Paul Martineau Double Dipping in Manchester


When Paul Martineau first ran for Welfare Commissioner at the urging of his political crony, Paul Porter, Martineau promised to give up his full-time job if elected and criticized his Republican opponent, Carlos Gonzalez, who said at the time, he will keep his part time position as State Representative if elected Welfare Commissioner.

The October 16, 2001 article of the Manchester, New Hampshire Union Leader on page B2, by Mark Hayward of the Union Leader staff shows Martineau, a Democrat, questioning whether Gonzalez can do both jobs, Is he going to be a full-time commissioner? He's a Representative, said Martineau.

Now that Martineau luxuriates in his $78,843 dollar-a-year salaried position, he sings a different tune. He admitted on a Community TV program interview, people have been asking me, are you going to leave the Welfare job? Martineau replies, No, I'm not.The Welfare job is an elected position. Councilor is also an elected position. I'm technically a city employee per se, but I'm elected, and I'm not bound to that. He goes on to tell the people of Manchester, I'm not gonna double dip if I'm not at the City on Wednesdays, or whenever the Council meets, I'm not gonna get paid for that.I'm not gonna double dip. Paul Martineau did not keep this promise. He claims on Community TV that he has been campaigning for the Executive Council since the first of the year.  And recent checks show that he has not had $1 subtracted from his whopping $78,843 dollar full-time salary.

This is the same Paul Martineau who criticized Gonzalez in the 2001 campaign saying that, he was not going to be a full-time Commissioner because he's a State Legislator as well.

Martineau did admit that he is already a double dipper because he would continue to receive a City pension of $13,500 per year (2001 figure) in addition to his $78,843 dollar Welfare salary. Now he wants to be paid as an Executive Councilor as well. He has never maintained, for any length of time, a real job in the private sector not paid for by the taxpayers, according to Wieczorek spokesman Marshall Cobleigh.

Ironically, Martineau also said in the 2001 campaign he will enforce a law that requires family members to support their relatives rather than City Welfare Departments.

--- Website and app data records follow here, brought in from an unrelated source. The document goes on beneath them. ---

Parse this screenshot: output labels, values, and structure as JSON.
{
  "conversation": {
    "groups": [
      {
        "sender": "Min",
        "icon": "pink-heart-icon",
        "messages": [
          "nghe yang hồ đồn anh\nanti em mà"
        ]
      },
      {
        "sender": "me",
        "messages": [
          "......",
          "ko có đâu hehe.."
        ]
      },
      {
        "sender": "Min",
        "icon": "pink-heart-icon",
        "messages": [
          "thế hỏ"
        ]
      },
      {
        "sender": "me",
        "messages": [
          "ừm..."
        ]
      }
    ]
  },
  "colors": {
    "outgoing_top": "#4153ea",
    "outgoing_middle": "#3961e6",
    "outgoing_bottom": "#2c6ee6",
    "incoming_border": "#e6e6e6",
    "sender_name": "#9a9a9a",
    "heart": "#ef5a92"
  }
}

His lifetime of feeding at the public trough must mean that he considers the taxpayers of New Hampshire as his family support system, according to Cobleigh.